Vaughan is a survivor, now, having experienced more trauma in the last eight months–and in the last few weeks–than many more blustering officers saw in the entire war. Horrified though he is, he keeps on.

I had just settled down in my cubicle with Wood when shells began to fall about us; the fourth one hit the wall outside our door with a mighty crash. Our candle went out and chips of concrete flew across the room. Then there came a strange spitting and crackling and the darkness flared into horrid red and green flame. We dashed out into the corridor and followed the escaping troops, for the dump of pyrotechnics in the next room had caught fire. For 20 minutes we cowered from the shelling amongst the dead bodies in lee of the pillbox…

Wood, who had appeared to me all along to be very windy, was now absolutely helpless; he could not walk or even talk but lay shuddering on a wire bed. I gave him whacking doses of rum until he went to sleep. Then I went in to Major Bloomer and taught him how to play patience at a franc a card. We played until 2 a.m., when he paid me 30 francs. I told him to keep it and play it off after the attack, but he replied grimly that it would be better to settle up then…[3]

 

References and Footnotes

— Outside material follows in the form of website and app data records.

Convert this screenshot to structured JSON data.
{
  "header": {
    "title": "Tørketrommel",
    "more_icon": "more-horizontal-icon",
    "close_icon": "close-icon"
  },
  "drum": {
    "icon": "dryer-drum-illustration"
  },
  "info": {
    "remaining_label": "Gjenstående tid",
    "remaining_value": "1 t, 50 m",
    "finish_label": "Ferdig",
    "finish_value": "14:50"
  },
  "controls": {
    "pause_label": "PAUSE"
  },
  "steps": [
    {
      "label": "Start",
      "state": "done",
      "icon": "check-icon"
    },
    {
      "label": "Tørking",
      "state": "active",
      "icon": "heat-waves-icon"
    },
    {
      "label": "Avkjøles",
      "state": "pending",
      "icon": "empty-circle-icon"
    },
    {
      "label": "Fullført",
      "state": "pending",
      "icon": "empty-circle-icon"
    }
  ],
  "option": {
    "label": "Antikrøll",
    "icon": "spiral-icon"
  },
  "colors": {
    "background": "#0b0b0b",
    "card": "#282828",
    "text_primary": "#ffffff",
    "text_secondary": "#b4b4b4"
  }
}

  1. The City That Shone, 205-6.
  2. Talking Across the World, 246.
  3. Some Desperate Glory, 217-9.